* Task goal:
After going through the data, give the number of lines that contain the word "icon" as your sole answer.

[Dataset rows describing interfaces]
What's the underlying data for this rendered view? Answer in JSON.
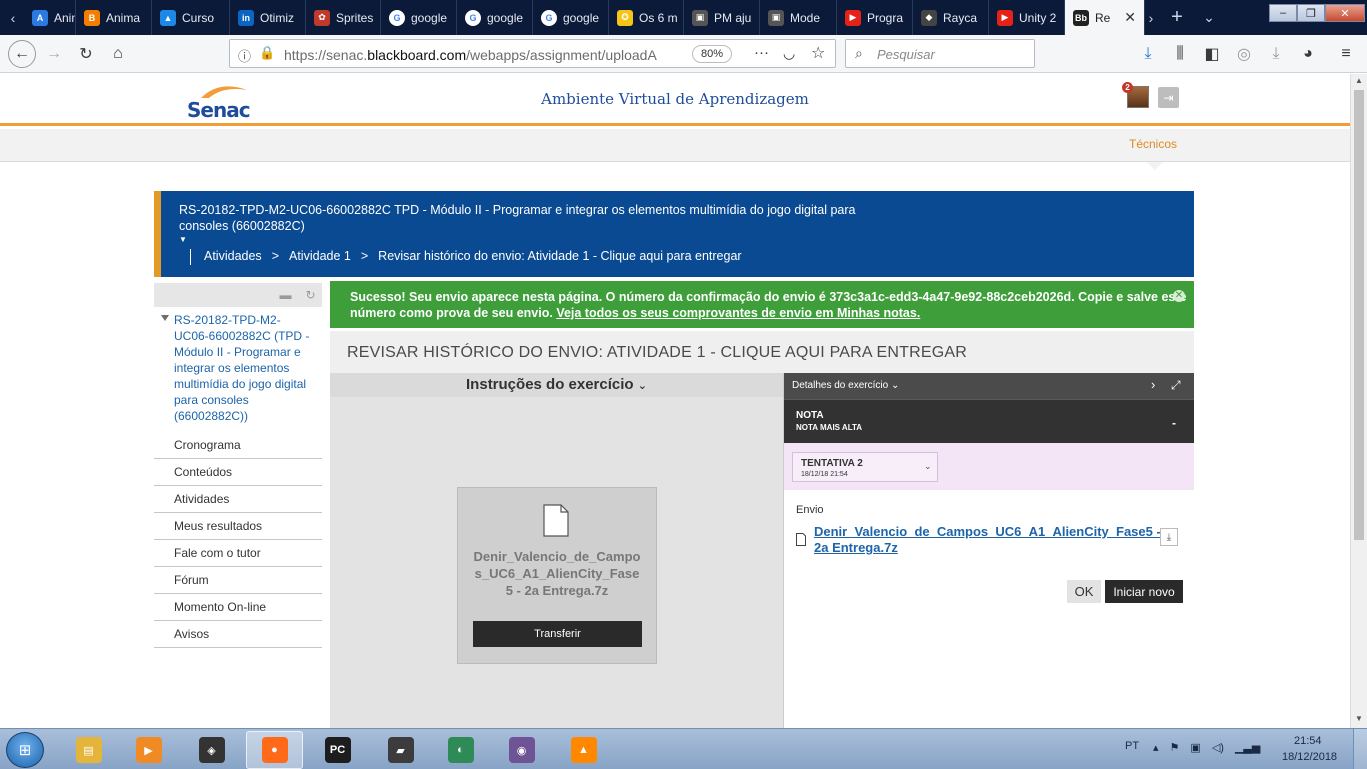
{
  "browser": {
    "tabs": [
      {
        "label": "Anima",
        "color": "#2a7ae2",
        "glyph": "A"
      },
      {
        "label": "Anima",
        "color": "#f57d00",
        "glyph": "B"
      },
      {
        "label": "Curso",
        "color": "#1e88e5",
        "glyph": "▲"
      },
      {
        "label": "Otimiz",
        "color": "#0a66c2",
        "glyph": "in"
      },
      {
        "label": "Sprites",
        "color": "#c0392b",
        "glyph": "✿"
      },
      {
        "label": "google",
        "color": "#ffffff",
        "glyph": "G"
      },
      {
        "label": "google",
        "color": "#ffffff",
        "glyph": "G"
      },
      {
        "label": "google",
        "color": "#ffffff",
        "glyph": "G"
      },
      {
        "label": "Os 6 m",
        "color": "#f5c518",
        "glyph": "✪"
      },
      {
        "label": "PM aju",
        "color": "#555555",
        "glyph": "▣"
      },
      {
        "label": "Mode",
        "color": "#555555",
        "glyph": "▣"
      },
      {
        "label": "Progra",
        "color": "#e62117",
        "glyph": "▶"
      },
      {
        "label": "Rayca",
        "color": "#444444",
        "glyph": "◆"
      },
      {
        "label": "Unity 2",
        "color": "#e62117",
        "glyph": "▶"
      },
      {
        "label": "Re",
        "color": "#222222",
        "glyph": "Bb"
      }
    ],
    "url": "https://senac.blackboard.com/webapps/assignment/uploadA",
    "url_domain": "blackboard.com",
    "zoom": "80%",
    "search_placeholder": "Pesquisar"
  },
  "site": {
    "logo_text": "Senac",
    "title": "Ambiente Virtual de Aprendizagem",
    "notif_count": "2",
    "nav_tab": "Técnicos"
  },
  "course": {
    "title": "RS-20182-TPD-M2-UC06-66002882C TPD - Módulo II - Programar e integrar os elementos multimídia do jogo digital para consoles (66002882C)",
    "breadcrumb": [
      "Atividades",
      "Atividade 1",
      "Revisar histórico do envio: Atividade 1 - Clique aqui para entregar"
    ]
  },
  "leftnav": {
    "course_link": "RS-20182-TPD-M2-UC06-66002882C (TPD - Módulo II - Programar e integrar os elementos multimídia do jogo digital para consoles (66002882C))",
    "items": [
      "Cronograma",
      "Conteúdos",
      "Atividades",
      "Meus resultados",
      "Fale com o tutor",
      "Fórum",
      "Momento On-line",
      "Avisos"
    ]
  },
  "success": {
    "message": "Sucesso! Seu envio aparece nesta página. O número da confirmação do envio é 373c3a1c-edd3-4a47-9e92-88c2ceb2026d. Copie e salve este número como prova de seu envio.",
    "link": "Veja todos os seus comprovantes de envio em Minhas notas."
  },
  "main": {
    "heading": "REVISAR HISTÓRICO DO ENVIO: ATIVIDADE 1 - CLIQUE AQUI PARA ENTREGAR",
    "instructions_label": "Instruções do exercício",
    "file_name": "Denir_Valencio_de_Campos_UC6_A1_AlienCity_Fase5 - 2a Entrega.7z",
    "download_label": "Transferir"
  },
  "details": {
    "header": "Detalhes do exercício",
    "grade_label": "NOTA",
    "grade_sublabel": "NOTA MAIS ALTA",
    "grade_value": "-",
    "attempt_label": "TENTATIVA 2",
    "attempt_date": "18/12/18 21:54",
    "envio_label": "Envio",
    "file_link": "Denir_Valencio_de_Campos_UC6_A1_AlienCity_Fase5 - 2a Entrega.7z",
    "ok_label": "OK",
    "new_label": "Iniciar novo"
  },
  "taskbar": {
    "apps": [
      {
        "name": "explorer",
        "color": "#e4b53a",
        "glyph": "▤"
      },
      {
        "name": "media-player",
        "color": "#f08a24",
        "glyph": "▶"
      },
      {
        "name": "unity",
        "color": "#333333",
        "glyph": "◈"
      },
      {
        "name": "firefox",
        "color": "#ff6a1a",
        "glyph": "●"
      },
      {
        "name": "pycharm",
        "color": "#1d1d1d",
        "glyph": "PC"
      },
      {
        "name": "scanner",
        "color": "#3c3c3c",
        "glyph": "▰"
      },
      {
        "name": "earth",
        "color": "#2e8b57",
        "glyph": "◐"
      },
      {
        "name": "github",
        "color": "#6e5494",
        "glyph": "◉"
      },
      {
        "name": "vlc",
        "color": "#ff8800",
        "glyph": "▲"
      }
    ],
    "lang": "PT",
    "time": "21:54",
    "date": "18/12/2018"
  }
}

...

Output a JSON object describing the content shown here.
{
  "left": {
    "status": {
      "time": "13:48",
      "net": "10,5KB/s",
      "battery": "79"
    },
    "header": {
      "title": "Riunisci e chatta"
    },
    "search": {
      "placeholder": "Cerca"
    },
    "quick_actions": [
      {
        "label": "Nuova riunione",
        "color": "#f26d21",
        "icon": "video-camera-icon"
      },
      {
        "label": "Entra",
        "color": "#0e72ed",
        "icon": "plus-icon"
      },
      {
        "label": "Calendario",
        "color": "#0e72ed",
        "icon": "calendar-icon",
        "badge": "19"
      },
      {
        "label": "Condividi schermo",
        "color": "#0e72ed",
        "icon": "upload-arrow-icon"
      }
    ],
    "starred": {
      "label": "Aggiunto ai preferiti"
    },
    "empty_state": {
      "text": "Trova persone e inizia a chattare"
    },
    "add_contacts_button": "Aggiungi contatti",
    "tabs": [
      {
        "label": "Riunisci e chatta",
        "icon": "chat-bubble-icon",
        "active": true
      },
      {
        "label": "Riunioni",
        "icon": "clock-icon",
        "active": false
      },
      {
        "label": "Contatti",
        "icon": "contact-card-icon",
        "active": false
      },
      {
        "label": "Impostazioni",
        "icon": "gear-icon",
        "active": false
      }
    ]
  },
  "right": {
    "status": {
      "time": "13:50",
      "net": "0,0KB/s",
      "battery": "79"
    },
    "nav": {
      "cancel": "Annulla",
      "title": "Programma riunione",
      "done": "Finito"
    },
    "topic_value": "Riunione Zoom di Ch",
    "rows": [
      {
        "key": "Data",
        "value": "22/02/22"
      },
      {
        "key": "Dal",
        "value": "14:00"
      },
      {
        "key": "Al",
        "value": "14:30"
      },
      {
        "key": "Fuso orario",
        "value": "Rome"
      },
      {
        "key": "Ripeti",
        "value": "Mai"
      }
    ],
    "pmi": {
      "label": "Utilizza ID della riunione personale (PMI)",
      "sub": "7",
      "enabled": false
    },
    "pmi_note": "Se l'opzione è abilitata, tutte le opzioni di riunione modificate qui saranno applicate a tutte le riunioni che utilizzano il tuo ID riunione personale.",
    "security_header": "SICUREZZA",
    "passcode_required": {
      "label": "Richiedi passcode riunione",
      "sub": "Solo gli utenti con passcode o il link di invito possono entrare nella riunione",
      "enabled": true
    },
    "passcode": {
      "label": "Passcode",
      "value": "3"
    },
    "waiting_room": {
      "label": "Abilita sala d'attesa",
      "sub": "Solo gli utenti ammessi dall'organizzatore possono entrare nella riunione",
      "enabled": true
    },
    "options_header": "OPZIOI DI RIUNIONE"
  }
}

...

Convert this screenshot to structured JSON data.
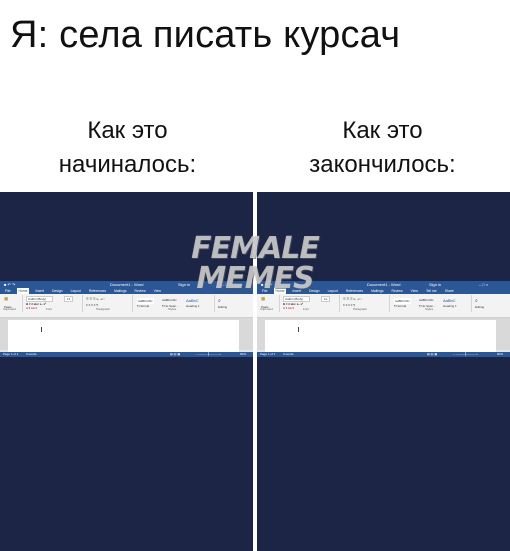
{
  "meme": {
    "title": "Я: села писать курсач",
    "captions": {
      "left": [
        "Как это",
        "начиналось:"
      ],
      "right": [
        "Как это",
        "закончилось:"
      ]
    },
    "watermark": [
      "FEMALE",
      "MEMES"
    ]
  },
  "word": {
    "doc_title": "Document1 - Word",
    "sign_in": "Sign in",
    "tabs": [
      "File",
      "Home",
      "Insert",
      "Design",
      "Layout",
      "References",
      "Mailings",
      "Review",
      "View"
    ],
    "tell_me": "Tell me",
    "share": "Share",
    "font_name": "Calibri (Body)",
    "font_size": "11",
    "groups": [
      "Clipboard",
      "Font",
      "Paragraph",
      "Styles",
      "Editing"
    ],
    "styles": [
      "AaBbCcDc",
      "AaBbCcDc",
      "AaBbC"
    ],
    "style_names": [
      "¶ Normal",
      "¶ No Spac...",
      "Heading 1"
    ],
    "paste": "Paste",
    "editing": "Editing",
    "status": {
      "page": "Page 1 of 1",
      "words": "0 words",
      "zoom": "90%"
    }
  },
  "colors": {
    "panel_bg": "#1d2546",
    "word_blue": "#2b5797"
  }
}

* Solution to this task:
8